The Top 5 Useful Math Alternatives to a Scientific Calculator


Ashley Golden
Staff Writer

Photo Illustration by Jaime Gonzalez

The TI-84 calculator runs on average well over $100, but with smart phones and tablets brimming with apps as well as both downloadable computer programs and the Internet at users disposal, is that calculator really necessary anymore? Below we take a look at alternatives to the traditional calculator.

1.Wolfram Alpha

Wolfram|Alpha is the quintessential mathematics tool available today. The website can be found at How it works is users can type in a math problem and Wolfram|Alpha will come up with the answer. It’s as easy as that. Just a small list of some of what Wolfram|Alpha can do includes: calculus, logic functions, matrices, geometry, algebra, regression, probability and statistical distributions.

“Wolfram|Alpha is a fantastic tool,” Sarah Feldman, a third-year computer science major, said. “It has a huge range of possibilities. It has great calculus tools.”

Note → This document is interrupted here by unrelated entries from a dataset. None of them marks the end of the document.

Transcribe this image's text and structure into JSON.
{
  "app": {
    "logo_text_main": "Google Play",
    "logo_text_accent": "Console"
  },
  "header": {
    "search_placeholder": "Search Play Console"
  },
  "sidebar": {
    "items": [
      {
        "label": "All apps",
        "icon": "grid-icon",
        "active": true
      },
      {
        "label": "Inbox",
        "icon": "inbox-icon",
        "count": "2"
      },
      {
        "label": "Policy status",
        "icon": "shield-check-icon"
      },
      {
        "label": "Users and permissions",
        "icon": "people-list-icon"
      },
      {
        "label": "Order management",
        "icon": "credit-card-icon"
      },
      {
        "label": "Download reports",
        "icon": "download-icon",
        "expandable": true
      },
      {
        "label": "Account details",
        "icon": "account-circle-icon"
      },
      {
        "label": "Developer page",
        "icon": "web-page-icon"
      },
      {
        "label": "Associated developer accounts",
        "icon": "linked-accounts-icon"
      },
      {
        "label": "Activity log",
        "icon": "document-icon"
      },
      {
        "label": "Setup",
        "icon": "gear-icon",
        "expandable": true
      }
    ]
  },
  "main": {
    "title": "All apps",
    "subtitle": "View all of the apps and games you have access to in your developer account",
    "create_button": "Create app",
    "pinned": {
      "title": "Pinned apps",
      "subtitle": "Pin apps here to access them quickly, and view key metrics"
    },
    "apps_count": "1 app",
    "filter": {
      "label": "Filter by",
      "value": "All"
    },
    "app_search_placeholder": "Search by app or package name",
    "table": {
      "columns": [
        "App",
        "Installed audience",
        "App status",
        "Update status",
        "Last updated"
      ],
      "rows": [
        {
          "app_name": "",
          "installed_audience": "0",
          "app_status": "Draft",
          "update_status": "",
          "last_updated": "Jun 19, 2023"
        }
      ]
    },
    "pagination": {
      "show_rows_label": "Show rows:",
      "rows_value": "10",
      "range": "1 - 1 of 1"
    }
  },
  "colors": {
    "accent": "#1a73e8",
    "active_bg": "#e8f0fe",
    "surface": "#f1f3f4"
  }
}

Wolfram|Alpha is also an app available on the Android Market and Apple App Store for $2.99, much cheaper than a new Texas Instrument. The Android Market app has over 3,450 votes while the Apple Market app has over 585 votes, but both have an average four and a half star rating. The app claims to be “the world’s definitive source for instant expert knowledge and computation,” and compares itself to the Star Trek computer, offering more than just math. In total it offers 29 subjects, including chemistry and engineering, with dozens of categories. The iOSapp version of Wolfram|Alpha is also compatible with Siri. You can find the Android version here: and you can find the iPhone version here:

2. Appcylon LLC

Another great math resource is the Graphing Calculator Iphone app from Appcylon LLC. It can be found here: Reviewers of the app boast they have used it to replace their TI-84 graphing calculator for college math courses. The best part? It’s only $1.99. If professors can be convinced to let students use their phone or tablet on exams instead of a calculator, it could save students over $100. The app has over 36,620 reviews averaging at three and a half stars.

3. Algeo

For those who really want to save money there is the Free Graphing Calculator iOS app by William Jockusch, though this calculator is not as highly reviewed. There is also an Android equivalent graphing calculator app called Algeo with over 2,390 reviews averaging at four and a half stars.

4. Math Ref

Math Ref by Happy Maau Studios, LLC is another useful app that is available on both Android and Apple systems. It contains over 1,400 formulas as well as figures and example equations. Here is the iOS version: and here is the Android version:


The online community The Math Forum is a great place to get help with math. Fellow students as well as researchers and educators are on the site to offer aid. There is also an Ask Dr. Math ability where users can ask specific math problems and questions to get help with them. The website is .

While alone or combined, these resources have the ability to replace a TI-84 calculator, unless professors can be convinced to allow other technological devices into their classrooms, Texas Instruments will still have an iron hold on the market. However, this shows great hope for the future that after college and away from the confines of the classroom, users won’t have to shell out money for the newest model of calculator.